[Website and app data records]

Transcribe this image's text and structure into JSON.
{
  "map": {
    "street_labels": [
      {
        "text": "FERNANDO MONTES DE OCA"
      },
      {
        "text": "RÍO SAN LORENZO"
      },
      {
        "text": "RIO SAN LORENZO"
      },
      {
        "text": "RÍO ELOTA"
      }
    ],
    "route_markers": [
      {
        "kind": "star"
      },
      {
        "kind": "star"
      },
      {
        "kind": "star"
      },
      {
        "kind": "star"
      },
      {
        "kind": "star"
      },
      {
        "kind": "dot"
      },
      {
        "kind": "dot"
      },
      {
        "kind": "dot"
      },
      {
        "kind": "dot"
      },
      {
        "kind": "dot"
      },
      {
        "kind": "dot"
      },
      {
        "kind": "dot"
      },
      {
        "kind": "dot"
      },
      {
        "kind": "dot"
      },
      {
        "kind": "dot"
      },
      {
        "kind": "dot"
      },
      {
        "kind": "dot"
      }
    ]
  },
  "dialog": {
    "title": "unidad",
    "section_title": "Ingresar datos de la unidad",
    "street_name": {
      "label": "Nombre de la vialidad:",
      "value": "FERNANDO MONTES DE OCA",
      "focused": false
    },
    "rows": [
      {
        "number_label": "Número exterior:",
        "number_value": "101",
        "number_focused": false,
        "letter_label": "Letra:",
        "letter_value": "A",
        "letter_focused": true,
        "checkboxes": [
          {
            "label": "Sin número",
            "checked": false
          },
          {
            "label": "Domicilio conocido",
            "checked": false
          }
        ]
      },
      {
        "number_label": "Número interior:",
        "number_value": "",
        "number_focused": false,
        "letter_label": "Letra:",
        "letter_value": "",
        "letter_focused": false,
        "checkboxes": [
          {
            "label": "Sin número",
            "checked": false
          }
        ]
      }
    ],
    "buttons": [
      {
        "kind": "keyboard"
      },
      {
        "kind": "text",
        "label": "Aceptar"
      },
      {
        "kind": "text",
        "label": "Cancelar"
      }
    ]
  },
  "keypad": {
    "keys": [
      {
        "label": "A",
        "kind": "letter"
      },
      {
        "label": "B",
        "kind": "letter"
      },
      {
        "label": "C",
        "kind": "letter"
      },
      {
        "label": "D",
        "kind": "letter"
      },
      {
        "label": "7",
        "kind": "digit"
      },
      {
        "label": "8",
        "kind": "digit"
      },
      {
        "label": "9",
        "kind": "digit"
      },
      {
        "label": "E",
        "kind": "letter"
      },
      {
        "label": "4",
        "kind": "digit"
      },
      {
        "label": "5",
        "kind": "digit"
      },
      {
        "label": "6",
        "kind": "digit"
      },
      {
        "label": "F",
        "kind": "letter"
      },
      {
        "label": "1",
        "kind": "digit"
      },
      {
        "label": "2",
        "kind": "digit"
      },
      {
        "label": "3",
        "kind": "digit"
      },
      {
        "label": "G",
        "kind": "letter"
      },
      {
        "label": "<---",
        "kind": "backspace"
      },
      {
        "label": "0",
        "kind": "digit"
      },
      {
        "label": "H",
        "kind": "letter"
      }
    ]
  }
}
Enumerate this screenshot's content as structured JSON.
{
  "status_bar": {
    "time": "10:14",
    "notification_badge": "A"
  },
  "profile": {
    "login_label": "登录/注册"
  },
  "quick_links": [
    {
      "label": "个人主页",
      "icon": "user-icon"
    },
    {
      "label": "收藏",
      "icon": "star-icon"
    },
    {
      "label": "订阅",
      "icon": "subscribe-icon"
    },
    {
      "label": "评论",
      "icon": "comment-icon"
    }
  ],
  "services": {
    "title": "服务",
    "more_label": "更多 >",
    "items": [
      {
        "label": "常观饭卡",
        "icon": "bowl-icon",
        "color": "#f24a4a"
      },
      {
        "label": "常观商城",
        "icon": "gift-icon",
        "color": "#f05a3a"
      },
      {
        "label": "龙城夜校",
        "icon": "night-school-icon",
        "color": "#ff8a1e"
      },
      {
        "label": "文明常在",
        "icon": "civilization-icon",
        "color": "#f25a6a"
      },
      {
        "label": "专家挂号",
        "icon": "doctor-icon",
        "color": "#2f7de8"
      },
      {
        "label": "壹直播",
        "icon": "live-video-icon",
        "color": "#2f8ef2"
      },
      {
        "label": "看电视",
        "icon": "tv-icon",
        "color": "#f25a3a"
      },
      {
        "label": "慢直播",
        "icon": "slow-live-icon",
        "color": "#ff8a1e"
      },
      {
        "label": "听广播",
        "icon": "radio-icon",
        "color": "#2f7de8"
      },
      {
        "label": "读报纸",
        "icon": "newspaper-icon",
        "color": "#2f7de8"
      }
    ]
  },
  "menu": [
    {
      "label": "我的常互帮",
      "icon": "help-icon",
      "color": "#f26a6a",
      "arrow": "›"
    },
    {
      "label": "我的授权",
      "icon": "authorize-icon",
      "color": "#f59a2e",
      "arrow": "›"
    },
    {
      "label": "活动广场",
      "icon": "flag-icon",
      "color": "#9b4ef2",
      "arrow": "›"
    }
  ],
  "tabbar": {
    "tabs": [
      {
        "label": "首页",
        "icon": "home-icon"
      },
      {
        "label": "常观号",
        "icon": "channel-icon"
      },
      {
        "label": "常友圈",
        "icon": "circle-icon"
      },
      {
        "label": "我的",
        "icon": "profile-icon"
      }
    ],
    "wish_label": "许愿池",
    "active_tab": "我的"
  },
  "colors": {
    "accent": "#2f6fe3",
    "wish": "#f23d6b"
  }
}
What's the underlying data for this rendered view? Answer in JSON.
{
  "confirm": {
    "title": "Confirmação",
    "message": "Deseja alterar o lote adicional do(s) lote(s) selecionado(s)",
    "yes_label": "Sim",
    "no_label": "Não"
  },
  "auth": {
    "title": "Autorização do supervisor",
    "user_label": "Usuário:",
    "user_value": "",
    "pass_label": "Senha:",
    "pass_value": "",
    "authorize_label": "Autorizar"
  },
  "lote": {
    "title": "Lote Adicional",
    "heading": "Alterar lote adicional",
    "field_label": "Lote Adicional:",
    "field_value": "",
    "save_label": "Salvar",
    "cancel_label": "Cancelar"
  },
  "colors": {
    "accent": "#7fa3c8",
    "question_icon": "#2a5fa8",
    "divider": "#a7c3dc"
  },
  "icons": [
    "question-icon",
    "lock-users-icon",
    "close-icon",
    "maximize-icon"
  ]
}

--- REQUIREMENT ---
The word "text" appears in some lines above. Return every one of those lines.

--- ANSWER BOX ---
Transcribe this image's text and structure into JSON.
        "text": "FERNANDO MONTES DE OCA"
        "text": "RÍO SAN LORENZO"
        "text": "RIO SAN LORENZO"
        "text": "RÍO ELOTA"
        "kind": "text",
        "kind": "text",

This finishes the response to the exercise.